-- YOUR INSTRUCTIONS --
Search the records for the string "Inmobiliaria", then copy each line that has it.

-- Collected data entries --
+--

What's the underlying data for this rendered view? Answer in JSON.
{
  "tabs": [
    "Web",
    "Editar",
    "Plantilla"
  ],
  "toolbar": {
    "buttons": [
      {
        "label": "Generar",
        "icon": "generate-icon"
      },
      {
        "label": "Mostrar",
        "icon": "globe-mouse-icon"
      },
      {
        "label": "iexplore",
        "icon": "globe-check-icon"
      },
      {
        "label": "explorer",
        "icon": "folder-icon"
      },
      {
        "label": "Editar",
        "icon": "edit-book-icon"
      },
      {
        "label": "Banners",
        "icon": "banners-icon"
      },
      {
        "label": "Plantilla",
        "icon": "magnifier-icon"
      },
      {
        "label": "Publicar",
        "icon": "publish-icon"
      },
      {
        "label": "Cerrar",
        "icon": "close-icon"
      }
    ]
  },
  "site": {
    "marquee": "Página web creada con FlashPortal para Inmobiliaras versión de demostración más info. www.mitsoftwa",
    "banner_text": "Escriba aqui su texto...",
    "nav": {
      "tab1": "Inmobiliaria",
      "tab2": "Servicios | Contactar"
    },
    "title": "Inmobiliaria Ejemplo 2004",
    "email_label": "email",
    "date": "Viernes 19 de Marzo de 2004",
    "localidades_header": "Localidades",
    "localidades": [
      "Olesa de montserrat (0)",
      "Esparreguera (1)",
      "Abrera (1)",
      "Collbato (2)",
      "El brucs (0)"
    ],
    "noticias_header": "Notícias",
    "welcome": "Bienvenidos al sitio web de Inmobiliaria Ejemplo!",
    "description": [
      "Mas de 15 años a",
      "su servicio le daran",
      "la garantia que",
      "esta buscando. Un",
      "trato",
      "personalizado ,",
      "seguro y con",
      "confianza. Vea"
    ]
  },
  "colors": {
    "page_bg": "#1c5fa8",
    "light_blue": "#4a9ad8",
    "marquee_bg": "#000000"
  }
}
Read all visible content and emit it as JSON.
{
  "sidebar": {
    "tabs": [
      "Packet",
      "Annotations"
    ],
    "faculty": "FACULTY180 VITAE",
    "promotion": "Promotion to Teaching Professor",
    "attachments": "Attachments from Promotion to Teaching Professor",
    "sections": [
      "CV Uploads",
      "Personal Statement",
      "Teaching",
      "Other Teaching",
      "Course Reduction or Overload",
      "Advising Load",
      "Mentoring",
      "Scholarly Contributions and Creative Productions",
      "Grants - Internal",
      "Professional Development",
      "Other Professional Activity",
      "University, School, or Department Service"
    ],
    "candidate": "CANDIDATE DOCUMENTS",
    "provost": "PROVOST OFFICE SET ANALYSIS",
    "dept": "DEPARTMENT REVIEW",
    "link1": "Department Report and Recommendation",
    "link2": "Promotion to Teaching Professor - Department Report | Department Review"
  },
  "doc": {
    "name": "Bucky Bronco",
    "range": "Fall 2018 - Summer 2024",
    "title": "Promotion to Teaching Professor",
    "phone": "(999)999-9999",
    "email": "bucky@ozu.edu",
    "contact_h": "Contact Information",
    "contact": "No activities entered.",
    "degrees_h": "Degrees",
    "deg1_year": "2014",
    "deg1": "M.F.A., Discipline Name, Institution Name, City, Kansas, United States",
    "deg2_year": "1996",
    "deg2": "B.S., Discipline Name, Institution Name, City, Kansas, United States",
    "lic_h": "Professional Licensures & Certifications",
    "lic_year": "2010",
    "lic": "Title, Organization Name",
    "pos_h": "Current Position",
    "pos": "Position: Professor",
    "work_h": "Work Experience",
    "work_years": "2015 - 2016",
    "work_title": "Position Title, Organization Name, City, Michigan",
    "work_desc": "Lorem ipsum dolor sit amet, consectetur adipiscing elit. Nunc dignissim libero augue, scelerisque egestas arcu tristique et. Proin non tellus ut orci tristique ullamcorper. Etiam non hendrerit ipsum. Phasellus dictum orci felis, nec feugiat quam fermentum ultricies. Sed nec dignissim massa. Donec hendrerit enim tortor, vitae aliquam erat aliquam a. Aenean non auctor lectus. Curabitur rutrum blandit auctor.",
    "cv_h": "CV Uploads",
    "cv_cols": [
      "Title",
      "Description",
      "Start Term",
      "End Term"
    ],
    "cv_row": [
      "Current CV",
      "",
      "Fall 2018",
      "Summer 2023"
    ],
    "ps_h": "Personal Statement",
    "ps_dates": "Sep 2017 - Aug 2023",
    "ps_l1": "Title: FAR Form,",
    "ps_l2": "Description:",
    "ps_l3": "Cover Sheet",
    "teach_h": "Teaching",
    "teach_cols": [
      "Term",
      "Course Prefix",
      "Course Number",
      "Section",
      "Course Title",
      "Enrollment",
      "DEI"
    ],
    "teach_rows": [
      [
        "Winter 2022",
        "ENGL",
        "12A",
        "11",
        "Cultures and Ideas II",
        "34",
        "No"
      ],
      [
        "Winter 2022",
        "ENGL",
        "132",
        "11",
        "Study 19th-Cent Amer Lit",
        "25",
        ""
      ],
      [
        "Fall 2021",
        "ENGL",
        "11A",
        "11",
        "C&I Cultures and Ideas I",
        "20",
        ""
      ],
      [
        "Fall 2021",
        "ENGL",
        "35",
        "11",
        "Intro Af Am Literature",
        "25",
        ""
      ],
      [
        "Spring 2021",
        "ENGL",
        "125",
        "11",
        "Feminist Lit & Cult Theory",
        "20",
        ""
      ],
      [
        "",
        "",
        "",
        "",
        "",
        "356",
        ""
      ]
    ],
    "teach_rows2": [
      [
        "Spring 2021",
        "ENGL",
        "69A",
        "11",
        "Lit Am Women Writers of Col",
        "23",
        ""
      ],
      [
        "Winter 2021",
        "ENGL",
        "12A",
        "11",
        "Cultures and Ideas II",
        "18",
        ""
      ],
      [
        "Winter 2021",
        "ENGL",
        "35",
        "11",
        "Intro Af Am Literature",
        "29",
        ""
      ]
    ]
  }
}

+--

-- REPLY TO THE EXERCISE --
      "tab1": "Inmobiliaria",
    "title": "Inmobiliaria Ejemplo 2004",
    "welcome": "Bienvenidos al sitio web de Inmobiliaria Ejemplo!",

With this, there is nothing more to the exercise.